The ability to provide the necessary time and expertise when a company faces a downturn is all the more important for non-sponsored borrowers, which lack the guiding hand of a private equity backer.

Mezzanine lenders often say that they have always lent to non-sponsored as well as sponsored businesses. However, the growth in the amount of capital chasing sponsored deals has increased the incentive to lend into the non-sponsored market.

So, too, has the growth of unitranche in Europe for sponsored deals. “With the arrival of unitranche debt, which didn’t really exist 10 years ago, the trend has gone away from mezzanine a bit,” says Kirsten Bode, co-manager of the pan-European private debt fund of Muzinich, the corporate credit manager, in London. “For smaller deals in particular it’s more efficient to have one piece in the capital structure, and it’s all just done more quickly and more efficiently.”

“At this point in the cycle, the majority of what we do are sponsorless transactions,” says Benoît Durteste, chief executive officer of ICG. The firm provides debt across the capital structure but relies on mezzanine – in Europe, this is predicated on target internal rates of return in the upper teens – for much of its overall return.

ICG typically provides unsponsored businesses with a combination of debt and quasi-equity, and often acts as a private equity fund, with an ICG executive on the board of the business who helps them through a new phase in their history, such as making and digesting a major acquisition.

Another consideration, as mezzanine providers gird themselves for the next downturn, is the extent of legal protection. This is an unusually high-profile issue for them, because of what happened to some lenders during the credit crunch. A number of mezzanine lenders lost all their money when sponsors agreed with senior lenders to sell businesses and then repurchase them.

This left mezzanine lenders high and dry because the original holding company that owed the debt to the mezzanine lender had dissolved. The senior lenders, however, were fine because they agreed on this course of action with the sponsors only if the capital they had loaned was safeguarded.
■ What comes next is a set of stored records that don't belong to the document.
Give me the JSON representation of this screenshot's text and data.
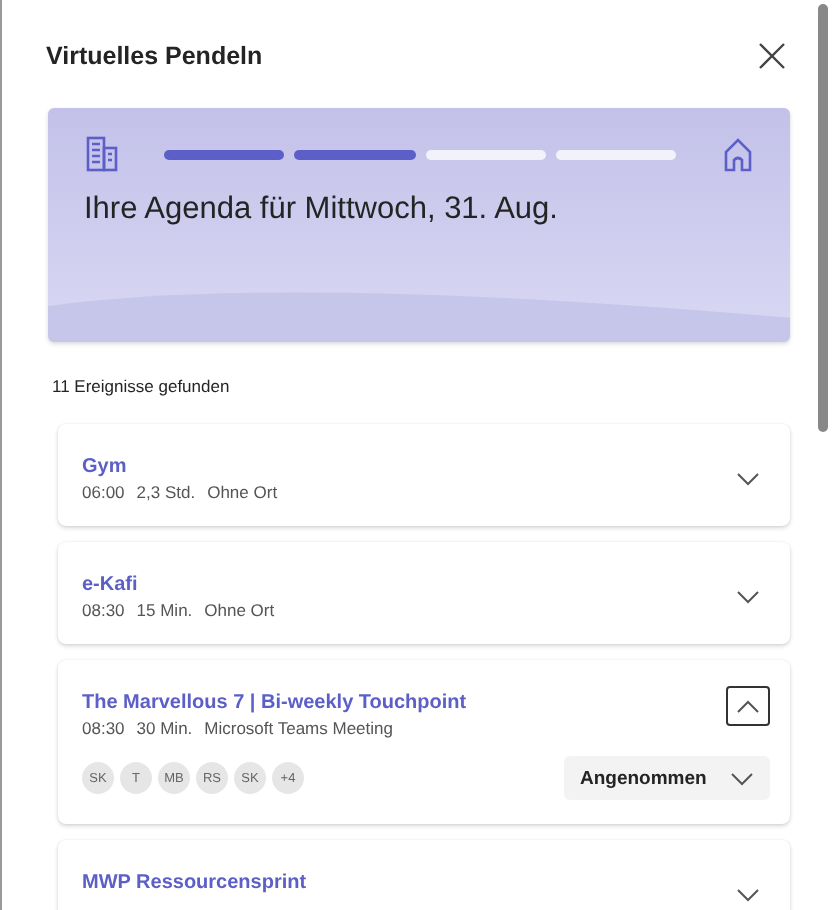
{
  "dialog": {
    "title": "Virtuelles Pendeln"
  },
  "banner": {
    "steps": [
      {
        "done": true
      },
      {
        "done": true
      },
      {
        "done": false
      },
      {
        "done": false
      }
    ],
    "heading": "Ihre Agenda für Mittwoch, 31. Aug."
  },
  "result_count": "11 Ereignisse gefunden",
  "events": [
    {
      "title": "Gym",
      "time": "06:00",
      "duration": "2,3 Std.",
      "location": "Ohne Ort",
      "expanded": false
    },
    {
      "title": "e-Kafi",
      "time": "08:30",
      "duration": "15 Min.",
      "location": "Ohne Ort",
      "expanded": false
    },
    {
      "title": "The Marvellous 7 | Bi-weekly Touchpoint",
      "time": "08:30",
      "duration": "30 Min.",
      "location": "Microsoft Teams Meeting",
      "expanded": true,
      "attendees": [
        "SK",
        "T",
        "MB",
        "RS",
        "SK",
        "+4"
      ],
      "response": "Angenommen"
    },
    {
      "title": "MWP Ressourcensprint",
      "expanded": false
    }
  ]
}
The rights of mezzanine lenders have, in fact, improved in recent years because of such incidents. Annette Kurdian, banking and finance partner at Linklaters, the law firm, in London, says that most agreements between creditors that regulate junior debt these days include “some form of value protection mechanism” that prevents junior debt holders from losing out.

For example, the senior lenders selling the business might be forced either to conduct a competitive auction or to obtain a fair value opinion to ensure that the business is sold at a level that maximises recovery rates for both junior and senior creditors.

She adds that although a restructuring can also be implemented through a statutory “cram-down procedure” which requires the junior creditors to write off all or part of their debt, in most European jurisdictions any such proposal would currently require the consent of the junior creditors in some form.

But such safeguards may not last forever. Kurdian adds that in November 2016 the European Commission published a draft directive on restructuring frameworks, which requires each member state to have a statutory restructuring procedure to enable “cross-class cram-downs”.

This may sound like a wrestling move, but it means that junior creditors’ objections to cram-downs could be overruled. The directive would still prevent the more egregious cases of the past where mezzanine lenders were frozen out – junior creditors could, for example, only be crammed down without their consent if they received under the plan at least what they would have received on a liquidation.

But it still might make for some sleepless nights for mezzanine lenders.